Ag Department warns of weeds

News release from the state Ag Department:

The North Dakota Department of Agriculture is urging landowners and land managers to be on the watch for an invasive weed – cheatgrass – that has devastated millions of acres in the American West and is increasingly found in North Dakota.

“Cheatgrass is a good name for it,” Agriculture Commissioner Doug Goehring said in a statement. “It cheats native plants out of moisture and nutrients and cheats livestock producers out of good forage by ruining grazing land. It is also a serious fire hazard.”

Cheatgrass (Bromus tectorum L.) is also known as downy brome. Other nicknames include drooping brome, broncograss, military grass, downy chess, early chess and soft chess.

Native to the Mediterranean, it is now found in many places around the world. It has been reported in every state, and has been declared an invasive weed in 16 states, including South Dakota. Although not on North Dakota’s noxious weed list, cheatgrass is recognized as a noxious weed in Dickey County.

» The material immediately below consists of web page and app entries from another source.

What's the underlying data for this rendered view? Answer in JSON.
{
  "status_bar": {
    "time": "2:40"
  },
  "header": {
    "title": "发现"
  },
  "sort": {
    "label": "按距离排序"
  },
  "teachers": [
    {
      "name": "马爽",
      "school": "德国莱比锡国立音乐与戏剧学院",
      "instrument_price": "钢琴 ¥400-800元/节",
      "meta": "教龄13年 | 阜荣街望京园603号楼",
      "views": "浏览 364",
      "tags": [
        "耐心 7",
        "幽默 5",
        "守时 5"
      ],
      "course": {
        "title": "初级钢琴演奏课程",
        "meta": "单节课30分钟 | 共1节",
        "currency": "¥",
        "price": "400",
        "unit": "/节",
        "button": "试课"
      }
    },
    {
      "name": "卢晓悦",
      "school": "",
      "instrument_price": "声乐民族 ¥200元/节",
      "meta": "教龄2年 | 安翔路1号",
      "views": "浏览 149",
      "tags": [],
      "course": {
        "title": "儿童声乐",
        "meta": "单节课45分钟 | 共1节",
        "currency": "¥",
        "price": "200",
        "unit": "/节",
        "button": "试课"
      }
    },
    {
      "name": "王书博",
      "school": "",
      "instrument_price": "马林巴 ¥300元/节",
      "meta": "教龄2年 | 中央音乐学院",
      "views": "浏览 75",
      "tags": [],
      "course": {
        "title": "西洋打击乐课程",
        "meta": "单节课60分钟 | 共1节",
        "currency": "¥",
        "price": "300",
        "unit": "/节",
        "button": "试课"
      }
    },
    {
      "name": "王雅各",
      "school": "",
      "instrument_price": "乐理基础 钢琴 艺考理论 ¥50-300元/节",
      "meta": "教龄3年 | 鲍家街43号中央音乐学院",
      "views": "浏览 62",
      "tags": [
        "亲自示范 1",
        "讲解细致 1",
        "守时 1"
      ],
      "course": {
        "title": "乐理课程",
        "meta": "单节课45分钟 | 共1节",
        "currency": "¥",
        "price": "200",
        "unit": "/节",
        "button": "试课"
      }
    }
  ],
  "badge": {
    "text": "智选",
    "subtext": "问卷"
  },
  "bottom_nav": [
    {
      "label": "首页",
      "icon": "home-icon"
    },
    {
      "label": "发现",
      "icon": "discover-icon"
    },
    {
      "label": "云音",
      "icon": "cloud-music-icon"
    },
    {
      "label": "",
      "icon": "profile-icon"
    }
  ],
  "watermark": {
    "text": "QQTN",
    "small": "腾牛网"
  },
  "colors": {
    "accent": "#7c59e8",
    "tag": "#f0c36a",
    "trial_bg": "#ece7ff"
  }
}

“Since it isn’t a state-listed noxious weed, weed boards are not required to file reports of infested acres,” Goehring said. “Reports from county agents, weed control officials and others indicate that it is spreading across North Dakota.”

An annual or winter annual grass, cheatgrass ranges from 4 to 30 inches in height. Seedlings are bright green with conspicuously hairy leaves. Stems are erect, slender and slightly hairy. The drooping seedheads of mature plants often change color from green to purple to brown or tan as the plant dries. It produces as many as 5,000 seeds per plant.

Because cheatgrass germinates in the fall, it can use up the water and nutrients needed by native plants that germinate in the spring. It also matures and dries out quickly, creating a fire hazard. Ironically, these fires help cheatgrass dominate large tracts of land.

Goehring said landowners and managers should learn to identify cheatgrass, take prompt action to control it and to report any infestations to their local weed control authorities.

“Herbicides are the primary means for controlling cheatgrass,” Goehring said. “Fortunately, several products are approved for use on cheatgrass. Producers and other landowners can get more information from their extension agent or from the noxious weed division of the agriculture department.”

Goehring said limited state cost-share funds may be available to county weed boards for cheatgrass control.